INPUT RECORDS:

____

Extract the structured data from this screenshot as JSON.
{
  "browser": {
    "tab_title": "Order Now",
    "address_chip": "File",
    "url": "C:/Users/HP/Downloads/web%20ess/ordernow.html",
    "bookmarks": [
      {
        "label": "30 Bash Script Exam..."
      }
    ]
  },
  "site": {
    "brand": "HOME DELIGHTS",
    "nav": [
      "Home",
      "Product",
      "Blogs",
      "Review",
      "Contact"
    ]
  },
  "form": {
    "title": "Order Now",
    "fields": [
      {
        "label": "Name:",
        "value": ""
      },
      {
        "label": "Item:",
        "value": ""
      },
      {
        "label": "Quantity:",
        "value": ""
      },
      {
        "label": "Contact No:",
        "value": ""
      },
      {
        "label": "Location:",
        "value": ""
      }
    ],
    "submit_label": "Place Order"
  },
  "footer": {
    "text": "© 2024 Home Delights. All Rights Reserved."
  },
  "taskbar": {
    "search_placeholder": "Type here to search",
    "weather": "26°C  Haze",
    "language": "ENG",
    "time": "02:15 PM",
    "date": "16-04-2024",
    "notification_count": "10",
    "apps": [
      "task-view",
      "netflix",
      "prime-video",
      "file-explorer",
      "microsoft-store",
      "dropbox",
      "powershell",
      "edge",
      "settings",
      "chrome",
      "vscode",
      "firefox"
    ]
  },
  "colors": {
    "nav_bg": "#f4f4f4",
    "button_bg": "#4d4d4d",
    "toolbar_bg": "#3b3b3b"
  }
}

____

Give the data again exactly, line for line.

Extract the structured data from this screenshot as JSON.
{
  "browser": {
    "tab_title": "Order Now",
    "address_chip": "File",
    "url": "C:/Users/HP/Downloads/web%20ess/ordernow.html",
    "bookmarks": [
      {
        "label": "30 Bash Script Exam..."
      }
    ]
  },
  "site": {
    "brand": "HOME DELIGHTS",
    "nav": [
      "Home",
      "Product",
      "Blogs",
      "Review",
      "Contact"
    ]
  },
  "form": {
    "title": "Order Now",
    "fields": [
      {
        "label": "Name:",
        "value": ""
      },
      {
        "label": "Item:",
        "value": ""
      },
      {
        "label": "Quantity:",
        "value": ""
      },
      {
        "label": "Contact No:",
        "value": ""
      },
      {
        "label": "Location:",
        "value": ""
      }
    ],
    "submit_label": "Place Order"
  },
  "footer": {
    "text": "© 2024 Home Delights. All Rights Reserved."
  },
  "taskbar": {
    "search_placeholder": "Type here to search",
    "weather": "26°C  Haze",
    "language": "ENG",
    "time": "02:15 PM",
    "date": "16-04-2024",
    "notification_count": "10",
    "apps": [
      "task-view",
      "netflix",
      "prime-video",
      "file-explorer",
      "microsoft-store",
      "dropbox",
      "powershell",
      "edge",
      "settings",
      "chrome",
      "vscode",
      "firefox"
    ]
  },
  "colors": {
    "nav_bg": "#f4f4f4",
    "button_bg": "#4d4d4d",
    "toolbar_bg": "#3b3b3b"
  }
}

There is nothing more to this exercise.